“We found things that date back to 4000 BC,” he added.

In previous years, students have discovered both clay and soapstone, some bearing the marks of early artists. They used sticks wrapped in rope to engrave designs on their wares. Projectile points were plentiful and their classification or type provides archaeologists with evidence of their antiquity.

“Based on the types of projectile points that were found at Deer Run, we know they are between 2,000 and 4,000 years old,” Nelson said.

Projectile points were mounted on thin poles and used to spear fish or hunt deer and elk. The latter were widespread in Connecticut before disappearing in the eastern United States.

Importance of the work

This work has a personal connection to Nelson, who works with several schools and associations on excavations at sites across New England.

“My 14th great-grandmother was a Shawnee,” said Nelson, who served as Warren’s first coach. “His father was a neighborhood chief named Cornstalk.”

Schneiderman said too often that today’s students have been told by their parents and others to avoid studying subjects such as archeology and instead focus on career-oriented courses. Yet archeology and other social sciences have deep relevance beyond academia or research.

Schneiderman’s work for Historical Perspectives, Inc. often examines the effect of new government construction—including roads, office buildings, and schools—on sites of historical or cultural significance.

“As part of the review process for a new project, we have to consider the impact it would have on our cultural heritage,” Schneiderman said.

The annual course has significance for students of any major, Nelson said.
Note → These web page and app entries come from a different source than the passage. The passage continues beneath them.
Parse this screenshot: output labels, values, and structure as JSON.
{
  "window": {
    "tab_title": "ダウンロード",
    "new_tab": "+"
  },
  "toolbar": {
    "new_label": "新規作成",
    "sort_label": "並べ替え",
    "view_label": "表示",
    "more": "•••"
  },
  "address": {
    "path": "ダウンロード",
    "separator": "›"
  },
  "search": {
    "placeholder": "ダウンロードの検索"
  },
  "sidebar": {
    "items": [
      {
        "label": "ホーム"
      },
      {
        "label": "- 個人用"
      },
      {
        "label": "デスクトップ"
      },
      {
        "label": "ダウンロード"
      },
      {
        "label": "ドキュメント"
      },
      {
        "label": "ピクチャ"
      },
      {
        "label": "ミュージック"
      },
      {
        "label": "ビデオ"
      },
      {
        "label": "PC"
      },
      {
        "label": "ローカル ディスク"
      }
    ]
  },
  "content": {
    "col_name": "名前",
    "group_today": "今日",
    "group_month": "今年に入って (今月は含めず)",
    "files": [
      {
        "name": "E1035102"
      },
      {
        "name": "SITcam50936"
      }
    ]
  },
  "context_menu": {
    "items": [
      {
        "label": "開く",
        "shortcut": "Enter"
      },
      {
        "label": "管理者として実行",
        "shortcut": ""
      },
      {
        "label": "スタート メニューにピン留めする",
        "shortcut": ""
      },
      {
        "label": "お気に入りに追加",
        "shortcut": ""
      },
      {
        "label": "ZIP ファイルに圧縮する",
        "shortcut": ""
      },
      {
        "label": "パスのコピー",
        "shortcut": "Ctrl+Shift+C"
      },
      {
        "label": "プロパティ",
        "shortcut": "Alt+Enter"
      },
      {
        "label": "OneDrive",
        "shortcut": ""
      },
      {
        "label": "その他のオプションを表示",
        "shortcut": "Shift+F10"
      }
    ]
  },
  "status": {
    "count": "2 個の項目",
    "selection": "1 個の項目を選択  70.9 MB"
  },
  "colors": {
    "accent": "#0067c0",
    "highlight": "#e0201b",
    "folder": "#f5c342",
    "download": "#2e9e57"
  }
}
“At the end, all of our students receive a certificate of completion,” he said. “If they stay in this area, it’s because they’ve learned a lot. But it’s always worth putting a resume on, no matter what they might do later.

Nohemi M. Moore